→ Goal of the exercise
The lines to copy from the data below are those that hold the string "External".

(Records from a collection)
== Segment start ==

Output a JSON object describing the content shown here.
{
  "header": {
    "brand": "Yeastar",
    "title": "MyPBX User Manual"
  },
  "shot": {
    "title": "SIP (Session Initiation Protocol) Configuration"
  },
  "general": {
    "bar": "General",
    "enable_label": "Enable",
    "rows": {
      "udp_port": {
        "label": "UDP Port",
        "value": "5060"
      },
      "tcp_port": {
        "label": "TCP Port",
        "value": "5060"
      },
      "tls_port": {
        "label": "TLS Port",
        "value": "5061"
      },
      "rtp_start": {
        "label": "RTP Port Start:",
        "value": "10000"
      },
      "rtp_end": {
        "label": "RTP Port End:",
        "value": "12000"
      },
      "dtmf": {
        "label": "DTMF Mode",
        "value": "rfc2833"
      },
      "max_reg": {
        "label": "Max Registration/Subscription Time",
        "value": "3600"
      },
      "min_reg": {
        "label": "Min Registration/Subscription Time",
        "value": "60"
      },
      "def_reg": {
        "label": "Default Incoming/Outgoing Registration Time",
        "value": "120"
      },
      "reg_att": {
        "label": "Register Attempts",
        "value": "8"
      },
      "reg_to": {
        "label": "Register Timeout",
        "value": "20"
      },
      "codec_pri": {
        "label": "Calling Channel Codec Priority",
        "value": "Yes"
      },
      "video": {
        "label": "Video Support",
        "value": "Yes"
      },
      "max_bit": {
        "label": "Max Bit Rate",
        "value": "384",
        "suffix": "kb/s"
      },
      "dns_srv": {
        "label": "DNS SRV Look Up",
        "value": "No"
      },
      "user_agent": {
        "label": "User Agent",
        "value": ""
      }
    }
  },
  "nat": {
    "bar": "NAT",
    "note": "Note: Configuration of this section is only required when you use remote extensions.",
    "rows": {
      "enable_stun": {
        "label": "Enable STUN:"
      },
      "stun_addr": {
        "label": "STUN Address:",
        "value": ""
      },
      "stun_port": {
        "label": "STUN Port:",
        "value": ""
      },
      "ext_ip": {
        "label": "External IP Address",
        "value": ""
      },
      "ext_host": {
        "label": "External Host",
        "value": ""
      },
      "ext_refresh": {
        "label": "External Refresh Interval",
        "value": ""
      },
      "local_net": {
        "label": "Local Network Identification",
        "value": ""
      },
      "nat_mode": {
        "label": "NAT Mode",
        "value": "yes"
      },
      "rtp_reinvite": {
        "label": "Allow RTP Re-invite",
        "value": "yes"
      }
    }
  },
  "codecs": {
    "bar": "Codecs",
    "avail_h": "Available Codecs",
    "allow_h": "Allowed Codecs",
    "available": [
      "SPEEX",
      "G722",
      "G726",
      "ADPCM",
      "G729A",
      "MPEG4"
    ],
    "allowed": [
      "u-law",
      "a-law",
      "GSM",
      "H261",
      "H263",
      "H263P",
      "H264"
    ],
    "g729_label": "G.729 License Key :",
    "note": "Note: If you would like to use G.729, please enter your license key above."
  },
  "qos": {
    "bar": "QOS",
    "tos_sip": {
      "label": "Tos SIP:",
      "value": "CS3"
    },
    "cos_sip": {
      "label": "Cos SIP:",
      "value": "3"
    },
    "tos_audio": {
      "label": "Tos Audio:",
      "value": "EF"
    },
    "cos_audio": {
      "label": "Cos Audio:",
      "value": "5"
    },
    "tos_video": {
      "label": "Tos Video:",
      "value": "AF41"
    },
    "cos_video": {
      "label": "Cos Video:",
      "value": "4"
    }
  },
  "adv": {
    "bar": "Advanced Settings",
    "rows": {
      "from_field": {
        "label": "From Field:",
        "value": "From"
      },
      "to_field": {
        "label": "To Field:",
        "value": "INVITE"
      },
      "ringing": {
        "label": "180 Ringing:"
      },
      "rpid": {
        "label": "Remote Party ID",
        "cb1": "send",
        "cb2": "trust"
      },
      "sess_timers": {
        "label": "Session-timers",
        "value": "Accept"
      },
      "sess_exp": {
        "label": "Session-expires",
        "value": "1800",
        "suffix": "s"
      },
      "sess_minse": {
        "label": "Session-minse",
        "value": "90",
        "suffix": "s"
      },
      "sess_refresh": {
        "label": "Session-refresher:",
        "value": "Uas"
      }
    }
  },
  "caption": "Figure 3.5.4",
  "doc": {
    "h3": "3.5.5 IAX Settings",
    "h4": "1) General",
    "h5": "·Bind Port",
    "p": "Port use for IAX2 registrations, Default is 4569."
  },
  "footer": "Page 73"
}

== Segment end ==

→ Reply
        "label": "External IP Address",
        "label": "External Host",
        "label": "External Refresh Interval",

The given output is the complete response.